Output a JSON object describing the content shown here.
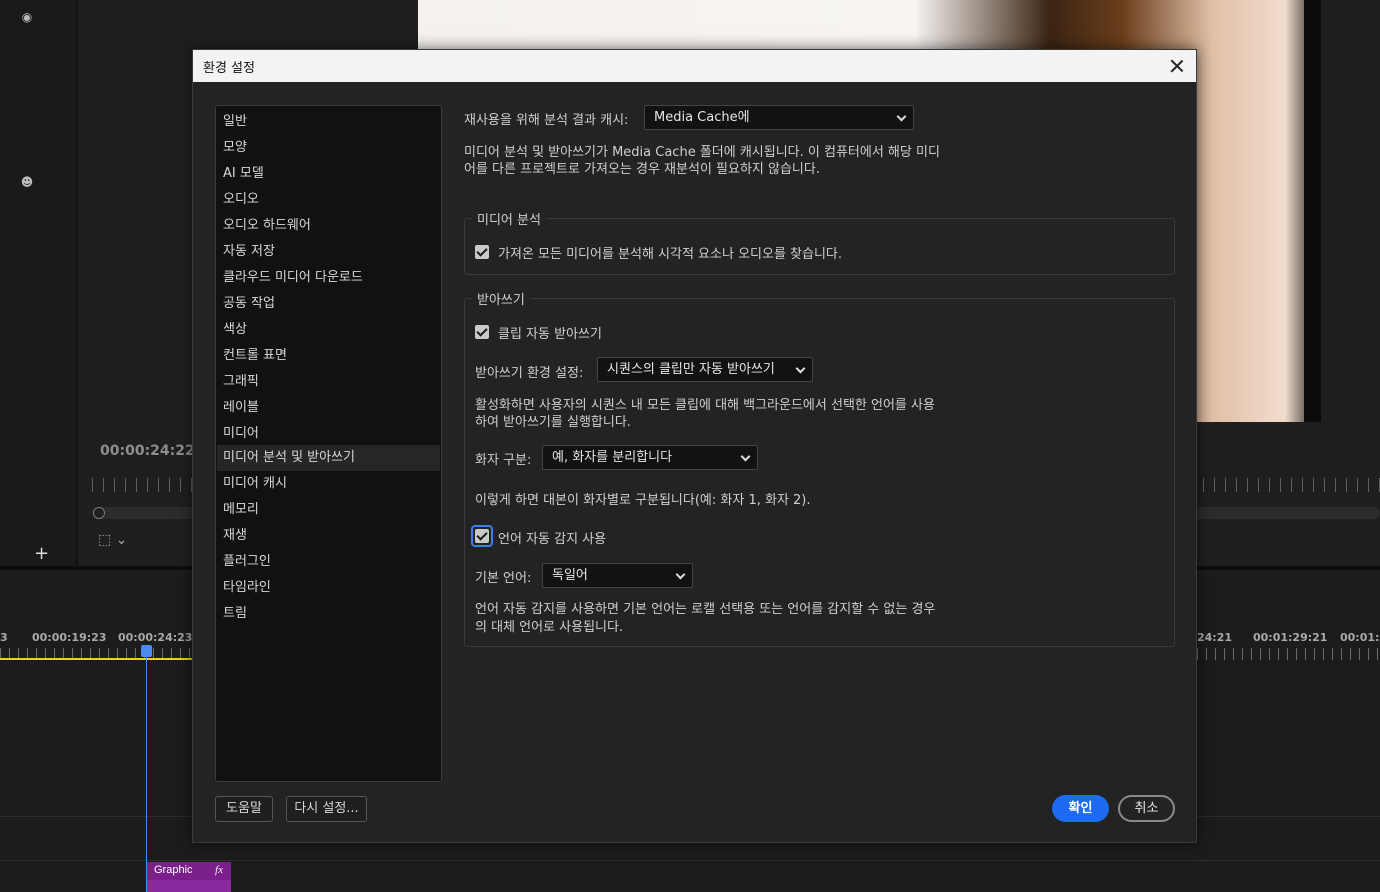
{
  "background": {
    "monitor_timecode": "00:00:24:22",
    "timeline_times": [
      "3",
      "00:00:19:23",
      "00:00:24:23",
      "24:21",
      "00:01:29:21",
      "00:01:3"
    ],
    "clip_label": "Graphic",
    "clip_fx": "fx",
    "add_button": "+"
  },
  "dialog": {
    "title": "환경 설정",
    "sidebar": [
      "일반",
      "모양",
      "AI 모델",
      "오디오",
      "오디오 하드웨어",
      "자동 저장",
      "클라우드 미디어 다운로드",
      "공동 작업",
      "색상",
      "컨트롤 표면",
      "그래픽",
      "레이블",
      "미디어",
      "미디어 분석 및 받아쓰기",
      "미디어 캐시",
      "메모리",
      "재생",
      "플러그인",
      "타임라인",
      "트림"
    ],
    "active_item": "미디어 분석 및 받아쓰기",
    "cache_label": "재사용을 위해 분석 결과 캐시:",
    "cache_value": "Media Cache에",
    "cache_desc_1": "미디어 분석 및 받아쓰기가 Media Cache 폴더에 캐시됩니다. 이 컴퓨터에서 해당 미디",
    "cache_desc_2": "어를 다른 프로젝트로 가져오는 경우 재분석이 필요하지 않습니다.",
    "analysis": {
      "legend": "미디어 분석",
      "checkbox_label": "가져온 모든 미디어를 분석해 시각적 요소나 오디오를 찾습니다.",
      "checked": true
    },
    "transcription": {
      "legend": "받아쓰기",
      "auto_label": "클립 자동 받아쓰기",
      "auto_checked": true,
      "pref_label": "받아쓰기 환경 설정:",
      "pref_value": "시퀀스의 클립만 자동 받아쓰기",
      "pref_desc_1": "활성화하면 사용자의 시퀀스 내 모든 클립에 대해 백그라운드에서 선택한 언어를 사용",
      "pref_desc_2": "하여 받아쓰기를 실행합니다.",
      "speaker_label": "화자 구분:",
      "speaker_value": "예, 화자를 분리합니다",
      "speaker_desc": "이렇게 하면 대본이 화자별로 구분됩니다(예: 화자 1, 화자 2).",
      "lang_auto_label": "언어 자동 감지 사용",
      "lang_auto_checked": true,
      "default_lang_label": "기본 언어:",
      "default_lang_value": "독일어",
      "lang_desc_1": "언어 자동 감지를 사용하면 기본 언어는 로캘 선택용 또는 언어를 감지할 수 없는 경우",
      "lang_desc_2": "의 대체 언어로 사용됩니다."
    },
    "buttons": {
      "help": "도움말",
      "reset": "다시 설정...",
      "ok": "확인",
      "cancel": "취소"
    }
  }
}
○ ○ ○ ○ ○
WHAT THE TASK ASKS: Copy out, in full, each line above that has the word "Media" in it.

TASK ANSWER:
    "cache_value": "Media Cache에",
    "cache_desc_1": "미디어 분석 및 받아쓰기가 Media Cache 폴더에 캐시됩니다. 이 컴퓨터에서 해당 미디",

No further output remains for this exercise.